Ashland Wastewater Treatment Plant experiencing overflow

The Ashland Wastewater Treatment Plant is experiencing an overflow, due to the accelerated snowmelt brought on by unseasonable warm temps. It started late Monday night and it is anticipated to stop sometime between late Thursday and early Friday with cooler weather forecasted.

The facility can treat 3.9 million gallons of water a day but has been receiving far beyond that amount. Any flow beyond that amount is diverted to a 8.5 million gallon retention basin.

In a statement to citizens of Ashland, Brian Ledin, the Operations Manager of the plant, said, “The basin has enough capacity to handle most normal increases in flow due to wet weather, but in situations such as what we are experiencing, can overflow. When an overflow occurs, the water is discharged into the creek adjacent to the plant.”

The water that overflows is sewage and storm water mixed together.

Ledin explains, “The overflow water is tested daily and usually meets our discharge permit standards set by the DNR for Biochemical Oxygen Demand, Total Suspended Solids, pH and Phosphorus. One standard that is not met is e-coli. We do all that we can to avoid an overflow, but occasionally mother nature has the upper hand.”
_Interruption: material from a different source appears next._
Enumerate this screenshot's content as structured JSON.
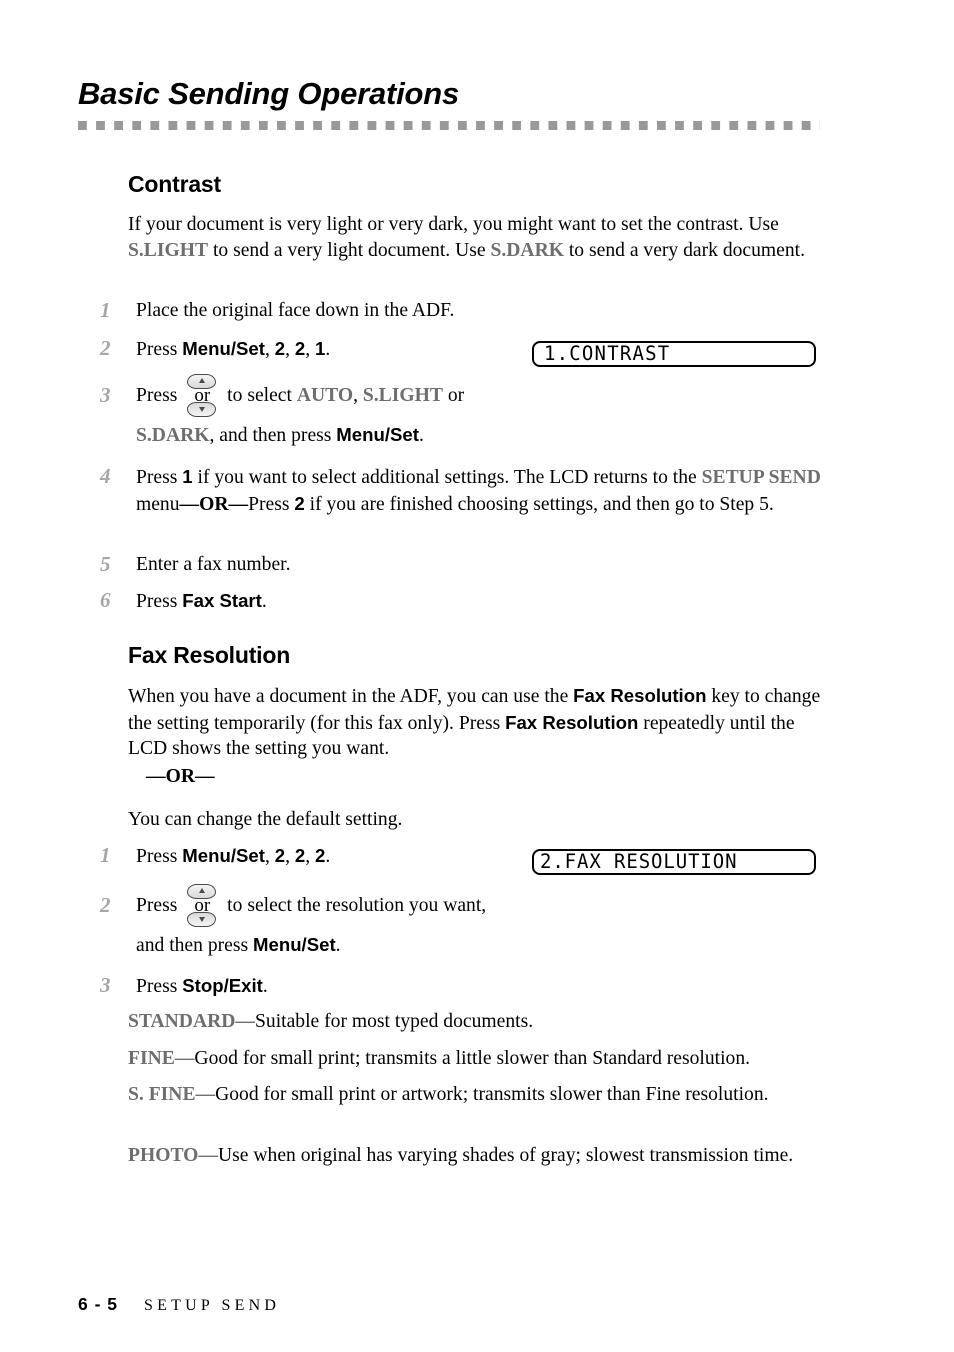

Citizens of Ashland can help by using less water and making sure sump pumps and down spouts do not drain into the sanitary sewer. City staff say they are continuing to monitor the situation and taking proper precautions.